The chairmen are specifically seeking access to all State Department employees and contractors with knowledge of Trump’s communications with the Russian leader, including “linguists, translators, or interpreters who participated in [sic] attended, or in any way listened in on President Trump’s in-person meetings with President Putin, as well as President Trump’s phone calls with President Putin.”
The top Democrats also said they were interested in knowing whether Trump or anyone acting on his behalf had “failed to create records of, or in any way destroyed, suppressed, mishandled, or otherwise withheld any federal or presidential records” contrary to federal laws.
The Washington Post reported in January that, following his meeting with Putin in Hamburg, Germany in 2017, Trump took possession of the notes from his own interpreter and instructed the individual not to discuss what had taken place in the meeting with other administration officials.
Trump attended that Putin meeting with then-Secretary of State Rex Tillerson, who has emerged as a vocal critic of the Trump administration since his termination but who has never alleged that anything untoward happened in Hamburg.
The Post also reported that there are no detailed records of Trump’s private meetings with Putin over the past two years, and administration officials have not gotten a full readout from their two-hour, one-on-one meeting in Helsinki, Finland last summer.
California Democratic Rep. Eric Swalwell, on the heels of The Post’s report, accused Trump of having “effectively destroyed” notes from the Helsinki summit, which saw Trump and Putin meeting in private with only their translators present.
Trump told Fox News anchor Jeanine Pirro in January that he would be willing to release a transcript of his talks with Putin in Helsinki if he could, adding, “I don’t care.”
“I’m not keeping anything under wraps. I couldn’t care less,” Trump told Pirro. “I had a conversation like every president does. You sit with the president of various countries. I do it with all countries.”
OPINION: PUTIN ATE TRUMP’S LUNCH IN HELSINKI
Schiff had previewed Monday’s move in January, writing on Twitter: “Last year, we sought to obtain the interpreter’s notes or testimony, from the private meeting between Trump and Putin. The Republicans on our committee voted us down. Will they join us now?

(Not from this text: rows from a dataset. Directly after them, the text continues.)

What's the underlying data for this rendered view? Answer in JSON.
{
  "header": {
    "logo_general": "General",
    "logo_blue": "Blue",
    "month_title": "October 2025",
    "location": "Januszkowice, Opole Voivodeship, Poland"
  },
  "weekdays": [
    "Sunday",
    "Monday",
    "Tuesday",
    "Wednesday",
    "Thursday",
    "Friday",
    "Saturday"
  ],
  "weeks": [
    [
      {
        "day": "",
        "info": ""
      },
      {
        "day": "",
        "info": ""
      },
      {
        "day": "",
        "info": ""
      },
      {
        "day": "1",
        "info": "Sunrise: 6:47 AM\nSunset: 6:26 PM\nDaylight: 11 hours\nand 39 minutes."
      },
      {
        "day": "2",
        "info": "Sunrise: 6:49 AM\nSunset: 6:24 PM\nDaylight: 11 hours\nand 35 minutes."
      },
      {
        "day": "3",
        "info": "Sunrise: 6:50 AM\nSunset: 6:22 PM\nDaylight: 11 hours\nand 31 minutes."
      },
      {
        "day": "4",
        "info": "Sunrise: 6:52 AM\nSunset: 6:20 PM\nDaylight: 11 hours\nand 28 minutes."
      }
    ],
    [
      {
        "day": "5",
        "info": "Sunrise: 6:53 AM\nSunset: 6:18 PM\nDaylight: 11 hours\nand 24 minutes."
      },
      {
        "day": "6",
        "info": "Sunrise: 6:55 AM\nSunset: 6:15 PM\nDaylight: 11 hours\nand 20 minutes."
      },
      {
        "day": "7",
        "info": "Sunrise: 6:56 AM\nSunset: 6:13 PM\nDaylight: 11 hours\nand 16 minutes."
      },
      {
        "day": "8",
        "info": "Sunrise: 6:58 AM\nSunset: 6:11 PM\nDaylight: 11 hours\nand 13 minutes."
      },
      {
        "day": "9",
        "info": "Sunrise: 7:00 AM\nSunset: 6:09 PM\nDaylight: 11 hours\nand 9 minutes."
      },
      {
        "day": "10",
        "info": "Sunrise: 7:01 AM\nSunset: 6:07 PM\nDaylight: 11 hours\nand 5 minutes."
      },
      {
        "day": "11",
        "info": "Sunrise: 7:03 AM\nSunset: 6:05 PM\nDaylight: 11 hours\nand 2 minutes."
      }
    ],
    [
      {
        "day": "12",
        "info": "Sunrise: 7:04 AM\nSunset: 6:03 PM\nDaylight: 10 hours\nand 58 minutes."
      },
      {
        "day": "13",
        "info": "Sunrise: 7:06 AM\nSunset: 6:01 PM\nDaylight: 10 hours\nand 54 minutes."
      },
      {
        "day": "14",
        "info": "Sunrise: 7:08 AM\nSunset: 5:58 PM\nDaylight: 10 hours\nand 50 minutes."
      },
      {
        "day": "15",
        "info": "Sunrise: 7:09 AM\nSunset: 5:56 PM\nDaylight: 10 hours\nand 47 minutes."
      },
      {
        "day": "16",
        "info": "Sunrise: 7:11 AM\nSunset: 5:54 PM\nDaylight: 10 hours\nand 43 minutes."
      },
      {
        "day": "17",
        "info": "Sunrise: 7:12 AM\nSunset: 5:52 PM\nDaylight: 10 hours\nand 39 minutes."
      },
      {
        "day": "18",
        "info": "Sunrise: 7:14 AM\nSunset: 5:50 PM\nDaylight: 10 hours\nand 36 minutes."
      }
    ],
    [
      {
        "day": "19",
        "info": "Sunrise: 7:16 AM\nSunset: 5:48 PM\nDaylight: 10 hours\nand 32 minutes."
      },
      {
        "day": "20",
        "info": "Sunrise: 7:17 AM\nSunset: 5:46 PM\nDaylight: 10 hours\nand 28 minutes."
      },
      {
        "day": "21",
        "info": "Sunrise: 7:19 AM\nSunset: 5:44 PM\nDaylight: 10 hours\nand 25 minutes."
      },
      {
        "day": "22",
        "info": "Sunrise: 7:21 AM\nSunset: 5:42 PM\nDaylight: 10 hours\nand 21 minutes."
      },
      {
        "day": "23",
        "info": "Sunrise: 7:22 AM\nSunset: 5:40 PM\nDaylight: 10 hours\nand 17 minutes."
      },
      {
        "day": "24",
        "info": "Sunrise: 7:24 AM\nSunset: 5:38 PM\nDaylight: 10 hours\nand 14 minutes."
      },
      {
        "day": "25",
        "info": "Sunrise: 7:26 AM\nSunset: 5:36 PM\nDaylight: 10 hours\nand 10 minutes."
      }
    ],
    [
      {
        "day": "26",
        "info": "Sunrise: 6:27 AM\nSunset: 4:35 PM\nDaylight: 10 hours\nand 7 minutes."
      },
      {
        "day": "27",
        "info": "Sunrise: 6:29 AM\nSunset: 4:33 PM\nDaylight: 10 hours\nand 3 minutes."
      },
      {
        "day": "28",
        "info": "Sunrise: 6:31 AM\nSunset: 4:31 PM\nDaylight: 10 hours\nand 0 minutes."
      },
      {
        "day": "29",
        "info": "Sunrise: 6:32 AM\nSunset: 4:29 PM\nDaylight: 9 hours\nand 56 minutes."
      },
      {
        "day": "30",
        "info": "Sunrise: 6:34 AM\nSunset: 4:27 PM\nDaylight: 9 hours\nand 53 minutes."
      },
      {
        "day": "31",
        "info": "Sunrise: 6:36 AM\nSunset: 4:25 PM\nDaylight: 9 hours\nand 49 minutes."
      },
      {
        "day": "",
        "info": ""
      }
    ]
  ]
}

Shouldn’t we find out whether our president is really putting ‘America first?’”
The president’s reported decision to ask an interpreter not to share details of his meetings with foreign leaders with other members of the administration could have been a response to prior leaks of Trump’s private conversations with Australian Prime Minister Malcolm Turnbull and then-Mexican President Enrique Peña Nieto in 2017.
CLICK HERE TO GET THE FOX NEWS APP
When asked about the president’s alleged directions to the interpreter in January, Counselor to the President Kellyanne Conway said that “the president was suffering from leaks,” noting the released details from his calls with the Australian and Mexican leaders.
Aside from Monday’s request for translator interviews, House Democrats opened another huge new avenue Monday in their investigations into Trump, with the chairman of the Judiciary Committee firing off document requests to dozens of figures from the president’s administration, family and business.
Chairman Jerry Nadler, D-N.Y., said Monday the committee served document requests to 81 agencies, entities and individuals, as part of a new probe into “alleged obstruction of justice, public corruption, and other abuses of power by President Trump.”
Fox News’ Brooke Singman and Alex Pappas contributed to this report.